**Dataset content:**

━━━━━━━━

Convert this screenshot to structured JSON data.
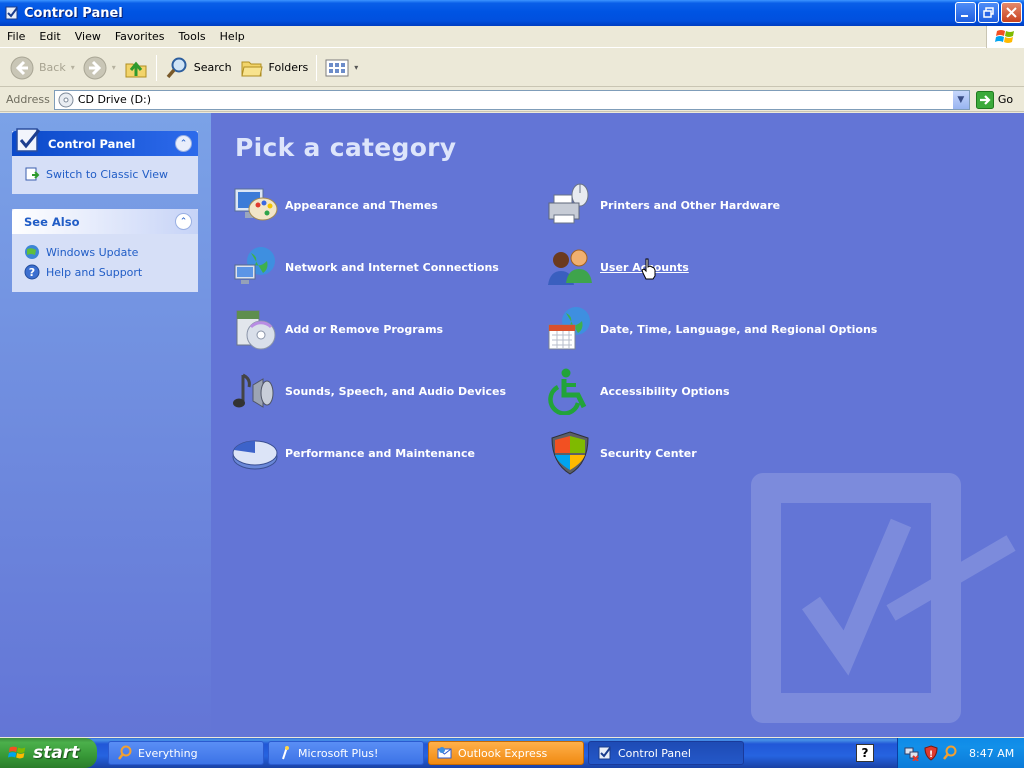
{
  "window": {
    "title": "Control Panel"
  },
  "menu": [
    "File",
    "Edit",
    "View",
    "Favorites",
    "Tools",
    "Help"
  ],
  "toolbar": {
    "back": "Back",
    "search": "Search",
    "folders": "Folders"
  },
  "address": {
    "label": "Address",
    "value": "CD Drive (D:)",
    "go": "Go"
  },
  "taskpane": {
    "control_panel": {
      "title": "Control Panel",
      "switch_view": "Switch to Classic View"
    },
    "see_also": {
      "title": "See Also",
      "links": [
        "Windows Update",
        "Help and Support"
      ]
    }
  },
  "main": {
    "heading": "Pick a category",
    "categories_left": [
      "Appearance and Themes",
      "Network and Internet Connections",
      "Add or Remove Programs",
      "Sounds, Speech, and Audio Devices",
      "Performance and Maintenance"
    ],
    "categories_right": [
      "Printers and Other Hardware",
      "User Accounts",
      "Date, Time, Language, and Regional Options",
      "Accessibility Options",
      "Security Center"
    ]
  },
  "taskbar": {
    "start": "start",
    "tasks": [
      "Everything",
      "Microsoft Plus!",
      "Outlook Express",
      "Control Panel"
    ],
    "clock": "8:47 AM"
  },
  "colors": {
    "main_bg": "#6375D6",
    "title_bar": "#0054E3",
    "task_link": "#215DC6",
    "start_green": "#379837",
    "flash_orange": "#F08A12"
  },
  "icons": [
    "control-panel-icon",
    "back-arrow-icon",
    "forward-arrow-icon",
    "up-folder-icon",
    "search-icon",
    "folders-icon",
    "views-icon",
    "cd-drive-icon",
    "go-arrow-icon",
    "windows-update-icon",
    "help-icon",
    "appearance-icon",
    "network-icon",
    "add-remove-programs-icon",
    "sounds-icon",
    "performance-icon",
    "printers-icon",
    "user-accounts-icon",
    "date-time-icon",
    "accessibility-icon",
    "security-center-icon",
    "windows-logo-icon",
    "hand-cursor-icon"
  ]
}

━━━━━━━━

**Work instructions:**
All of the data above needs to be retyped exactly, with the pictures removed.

**Answer space:**
Convert this screenshot to structured JSON data.
{
  "window": {
    "title": "Control Panel"
  },
  "menu": [
    "File",
    "Edit",
    "View",
    "Favorites",
    "Tools",
    "Help"
  ],
  "toolbar": {
    "back": "Back",
    "search": "Search",
    "folders": "Folders"
  },
  "address": {
    "label": "Address",
    "value": "CD Drive (D:)",
    "go": "Go"
  },
  "taskpane": {
    "control_panel": {
      "title": "Control Panel",
      "switch_view": "Switch to Classic View"
    },
    "see_also": {
      "title": "See Also",
      "links": [
        "Windows Update",
        "Help and Support"
      ]
    }
  },
  "main": {
    "heading": "Pick a category",
    "categories_left": [
      "Appearance and Themes",
      "Network and Internet Connections",
      "Add or Remove Programs",
      "Sounds, Speech, and Audio Devices",
      "Performance and Maintenance"
    ],
    "categories_right": [
      "Printers and Other Hardware",
      "User Accounts",
      "Date, Time, Language, and Regional Options",
      "Accessibility Options",
      "Security Center"
    ]
  },
  "taskbar": {
    "start": "start",
    "tasks": [
      "Everything",
      "Microsoft Plus!",
      "Outlook Express",
      "Control Panel"
    ],
    "clock": "8:47 AM"
  },
  "colors": {
    "main_bg": "#6375D6",
    "title_bar": "#0054E3",
    "task_link": "#215DC6",
    "start_green": "#379837",
    "flash_orange": "#F08A12"
  },
  "icons": [
    "control-panel-icon",
    "back-arrow-icon",
    "forward-arrow-icon",
    "up-folder-icon",
    "search-icon",
    "folders-icon",
    "views-icon",
    "cd-drive-icon",
    "go-arrow-icon",
    "windows-update-icon",
    "help-icon",
    "appearance-icon",
    "network-icon",
    "add-remove-programs-icon",
    "sounds-icon",
    "performance-icon",
    "printers-icon",
    "user-accounts-icon",
    "date-time-icon",
    "accessibility-icon",
    "security-center-icon",
    "windows-logo-icon",
    "hand-cursor-icon"
  ]
}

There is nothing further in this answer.